Bareburger sends in secret shoppers from time to time and calls and asks questions at random. It continues to monitor how that side of the menu is spoken about, Pelekanos adds.
In the year-long period ending May 2019, quick-service restaurant orders for plant-based burgers and sandwiches rose 10 percent over the prior year to 228 million servings.
Has it paid off? “I think we’re starting to see the recognition for what we’ve done with the menu. But I don’t think we’ll reap the full benefits for at least another three to four years,” he says.
The vegan commitment stressed Bareburger’s supply chain, too. Many of the more artisanal suppliers weren’t used to this volume. Tempeh bacon for example. “Those types of headaches are what you get when you try to do something like what we pulled off here,” Pelekanos says.
Then came the less operational angle. How do you flood new offerings into a restaurant system without alienating diehard fans, those who have been loyal to the New York-centric brand for a decade? Bareburger was founded 2009 in a vacant bakery in Astoria, New York, and has scaled to restaurants in New Jersey, Connecticut, Pennsylvania, Washington, D.C., Georgia, and Ohio. There are international locations in the UAE, Japan, and Germany as well.
“When they come to the restaurant you still have to reinforce the fact that no, Bareburger didn’t become a vegan restaurant. Bareburger still has a ton of clean proteins and delicious food on their menu,” Pelekanos says. “But we’re just giving people the option that hey, I don’t want to eat meat every day or every week.”
A new look, a fresh future
In October, Bareburger debuted a Columbus Avenue restaurant that featured a cooler color palette with blue, sleek seating paired with rustic paneling.

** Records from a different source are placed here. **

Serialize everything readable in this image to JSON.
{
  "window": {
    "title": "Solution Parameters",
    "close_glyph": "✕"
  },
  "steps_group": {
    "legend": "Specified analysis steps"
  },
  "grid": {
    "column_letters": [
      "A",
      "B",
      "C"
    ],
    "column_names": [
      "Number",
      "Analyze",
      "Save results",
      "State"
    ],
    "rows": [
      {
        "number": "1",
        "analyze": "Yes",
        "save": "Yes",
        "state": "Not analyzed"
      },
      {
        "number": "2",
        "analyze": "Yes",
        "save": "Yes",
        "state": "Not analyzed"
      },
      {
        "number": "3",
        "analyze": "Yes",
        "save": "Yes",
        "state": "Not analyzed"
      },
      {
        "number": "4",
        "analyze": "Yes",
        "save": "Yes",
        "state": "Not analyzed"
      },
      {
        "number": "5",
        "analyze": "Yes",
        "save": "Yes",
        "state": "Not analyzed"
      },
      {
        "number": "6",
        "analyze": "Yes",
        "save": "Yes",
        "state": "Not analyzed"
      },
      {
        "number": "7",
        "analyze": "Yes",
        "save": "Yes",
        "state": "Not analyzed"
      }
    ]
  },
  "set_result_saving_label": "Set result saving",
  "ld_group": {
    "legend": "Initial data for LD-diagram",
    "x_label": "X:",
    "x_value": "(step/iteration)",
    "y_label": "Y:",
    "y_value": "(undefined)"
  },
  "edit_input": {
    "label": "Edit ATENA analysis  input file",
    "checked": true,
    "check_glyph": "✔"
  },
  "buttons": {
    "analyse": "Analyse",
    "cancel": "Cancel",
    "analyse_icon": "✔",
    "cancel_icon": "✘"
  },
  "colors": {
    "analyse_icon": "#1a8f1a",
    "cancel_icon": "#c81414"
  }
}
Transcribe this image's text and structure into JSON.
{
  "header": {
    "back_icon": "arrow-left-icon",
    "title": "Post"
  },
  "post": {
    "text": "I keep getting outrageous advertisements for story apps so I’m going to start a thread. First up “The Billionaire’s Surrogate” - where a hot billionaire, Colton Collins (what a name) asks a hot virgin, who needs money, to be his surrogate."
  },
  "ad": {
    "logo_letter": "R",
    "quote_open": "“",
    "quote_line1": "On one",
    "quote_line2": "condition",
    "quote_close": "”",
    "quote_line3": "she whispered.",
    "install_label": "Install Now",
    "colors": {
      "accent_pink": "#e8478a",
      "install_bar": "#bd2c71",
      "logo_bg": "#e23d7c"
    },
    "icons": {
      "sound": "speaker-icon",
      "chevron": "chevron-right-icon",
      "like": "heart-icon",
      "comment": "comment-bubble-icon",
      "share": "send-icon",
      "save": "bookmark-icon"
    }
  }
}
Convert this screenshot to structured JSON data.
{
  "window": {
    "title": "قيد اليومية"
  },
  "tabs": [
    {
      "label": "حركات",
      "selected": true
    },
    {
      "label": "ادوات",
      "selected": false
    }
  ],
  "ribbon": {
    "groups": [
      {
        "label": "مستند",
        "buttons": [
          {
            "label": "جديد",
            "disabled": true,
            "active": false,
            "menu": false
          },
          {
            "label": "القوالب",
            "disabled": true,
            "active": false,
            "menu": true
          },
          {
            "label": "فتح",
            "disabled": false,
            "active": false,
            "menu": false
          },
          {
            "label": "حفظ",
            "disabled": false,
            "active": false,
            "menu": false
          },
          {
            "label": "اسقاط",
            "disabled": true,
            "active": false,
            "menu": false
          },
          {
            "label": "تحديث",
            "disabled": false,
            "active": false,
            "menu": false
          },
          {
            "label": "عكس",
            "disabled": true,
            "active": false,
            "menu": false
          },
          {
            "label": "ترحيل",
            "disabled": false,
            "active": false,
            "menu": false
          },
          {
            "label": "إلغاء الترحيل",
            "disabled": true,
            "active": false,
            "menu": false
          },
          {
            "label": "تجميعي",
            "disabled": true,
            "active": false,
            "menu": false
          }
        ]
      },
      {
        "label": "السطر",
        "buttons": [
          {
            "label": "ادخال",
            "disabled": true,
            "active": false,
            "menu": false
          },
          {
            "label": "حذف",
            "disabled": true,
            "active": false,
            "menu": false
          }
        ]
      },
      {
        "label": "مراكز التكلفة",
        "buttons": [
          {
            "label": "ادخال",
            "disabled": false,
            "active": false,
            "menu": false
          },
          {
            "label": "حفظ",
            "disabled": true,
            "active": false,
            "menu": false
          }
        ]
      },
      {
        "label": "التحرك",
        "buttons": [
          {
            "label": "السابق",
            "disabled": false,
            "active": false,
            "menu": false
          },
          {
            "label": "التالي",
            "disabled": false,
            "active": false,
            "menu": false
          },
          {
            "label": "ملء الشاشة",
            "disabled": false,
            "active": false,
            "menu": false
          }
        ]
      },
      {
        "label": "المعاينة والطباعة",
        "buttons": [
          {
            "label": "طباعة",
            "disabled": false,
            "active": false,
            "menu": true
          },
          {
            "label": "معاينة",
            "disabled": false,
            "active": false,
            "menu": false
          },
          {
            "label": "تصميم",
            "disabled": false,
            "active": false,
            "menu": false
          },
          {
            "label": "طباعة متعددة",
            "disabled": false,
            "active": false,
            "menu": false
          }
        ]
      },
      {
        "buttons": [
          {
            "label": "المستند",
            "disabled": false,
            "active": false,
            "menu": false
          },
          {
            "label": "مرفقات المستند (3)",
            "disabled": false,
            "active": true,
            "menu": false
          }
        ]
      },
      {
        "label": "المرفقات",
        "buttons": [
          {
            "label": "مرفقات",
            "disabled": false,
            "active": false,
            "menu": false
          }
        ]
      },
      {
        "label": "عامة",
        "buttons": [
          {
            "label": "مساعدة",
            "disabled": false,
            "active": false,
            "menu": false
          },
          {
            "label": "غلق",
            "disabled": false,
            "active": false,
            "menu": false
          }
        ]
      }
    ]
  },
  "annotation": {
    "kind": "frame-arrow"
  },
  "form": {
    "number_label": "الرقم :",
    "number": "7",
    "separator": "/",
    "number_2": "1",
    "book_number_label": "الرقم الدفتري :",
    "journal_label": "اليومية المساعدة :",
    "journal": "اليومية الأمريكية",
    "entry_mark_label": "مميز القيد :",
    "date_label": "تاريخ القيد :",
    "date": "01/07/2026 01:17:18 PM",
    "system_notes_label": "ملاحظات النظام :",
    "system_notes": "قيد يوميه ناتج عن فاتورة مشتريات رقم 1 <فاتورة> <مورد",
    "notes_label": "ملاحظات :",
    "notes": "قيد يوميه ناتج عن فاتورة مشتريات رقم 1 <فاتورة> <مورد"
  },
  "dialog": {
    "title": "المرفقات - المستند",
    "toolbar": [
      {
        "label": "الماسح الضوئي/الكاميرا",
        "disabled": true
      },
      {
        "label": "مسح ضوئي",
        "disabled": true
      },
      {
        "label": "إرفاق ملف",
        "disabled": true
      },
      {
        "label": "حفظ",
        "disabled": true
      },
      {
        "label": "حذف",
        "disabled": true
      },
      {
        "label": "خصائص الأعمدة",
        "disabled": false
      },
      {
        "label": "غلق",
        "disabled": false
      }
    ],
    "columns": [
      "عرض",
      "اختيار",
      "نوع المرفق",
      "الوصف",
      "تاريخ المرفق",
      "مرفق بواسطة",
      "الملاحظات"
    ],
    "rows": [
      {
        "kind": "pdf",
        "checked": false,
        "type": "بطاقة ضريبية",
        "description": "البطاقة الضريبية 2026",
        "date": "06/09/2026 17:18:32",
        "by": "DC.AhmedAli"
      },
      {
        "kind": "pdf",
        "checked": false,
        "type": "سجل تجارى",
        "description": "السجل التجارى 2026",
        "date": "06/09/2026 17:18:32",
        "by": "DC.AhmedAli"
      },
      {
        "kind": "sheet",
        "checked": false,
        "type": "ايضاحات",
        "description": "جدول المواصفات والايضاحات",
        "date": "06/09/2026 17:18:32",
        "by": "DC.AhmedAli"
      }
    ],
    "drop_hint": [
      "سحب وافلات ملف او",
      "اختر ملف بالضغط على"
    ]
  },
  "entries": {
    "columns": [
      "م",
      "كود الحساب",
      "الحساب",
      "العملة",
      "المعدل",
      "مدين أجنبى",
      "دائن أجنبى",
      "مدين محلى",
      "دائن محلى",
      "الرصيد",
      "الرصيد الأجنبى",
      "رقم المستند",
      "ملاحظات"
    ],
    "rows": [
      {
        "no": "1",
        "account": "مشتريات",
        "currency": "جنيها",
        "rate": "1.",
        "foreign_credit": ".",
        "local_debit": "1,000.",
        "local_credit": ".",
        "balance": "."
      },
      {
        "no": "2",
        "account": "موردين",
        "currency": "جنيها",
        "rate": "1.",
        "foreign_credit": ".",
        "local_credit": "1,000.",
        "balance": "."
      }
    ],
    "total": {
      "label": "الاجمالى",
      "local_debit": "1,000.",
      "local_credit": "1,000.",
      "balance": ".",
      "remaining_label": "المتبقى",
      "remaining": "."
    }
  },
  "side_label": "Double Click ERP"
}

It’s part of an ascetic refresh Pelekanos says is key to propelling the brand into a new decade. More modern and farm chic versus rustic.
This includes paying added attention to the physical space and how it serves off-premises orders. Things you didn’t worry about 10 years ago, Pelekanos says. When Bareburger first started, 80 percent of its business was dine-in. Now it’s 50/50 with delivery and take-out mixing the other half.
“We look to design the spaces now where it’s easier access for delivery guys to come pick up food, deliver it better. Opportunities for guests to come in and pick up their takeout,” he says.
Kiosk and tabletop ordering are in the works, along with app improvements.
Pelekanos says Bareburger is also investing in ways to get more guests to order through its online platform instead of third party so it can guard margins. “The bottom-line effect [aggregators] have on restaurants like ours and the mom and pops, is quite severe. I mean it’s in the millions the fees that are paid to the third-party sites,” he says. “And you know, we’re doing our best to sort of push, move that needle a little bit. Push that traffic back to our site. Back to our restaurants. And we do that by giving people a good loyalty program and good incentives to order from our site.”
With direct delivery, Bareburger keeps the data and lets its technologies talk to each other—its app is connected to online ordering through the website. It’s not piecemeal and fractured.
About half of the chain’s stores have their own delivery drivers. Third-party typically services the rest.
In terms of expansion, Pelekanos says, Bareburger made some early mistakes growing too fast and out of its reach. He says the team is now laser focused on maintaining and opening better restaurants and taking a regional approach over a national one, “which I think makes a ton of sense given the complexities of our supply chain,” Pelekanos says. “Also, given the fact that the restaurant industry is obviously a lot more competitive than it was. The closer a new location is to your home the more you can control your marketing spending, your account, the supply chain.”
Even with new-age models, like ghost kitchens, possibly in the works, Bareburger will stick to its traditional brick-and-mortar roots for the most part. “You want people to walk by, feel your place, hang out at your place, eat your food, fresh and hot, instead of it travelling 30 minutes,” he says. “That’s still who we are.”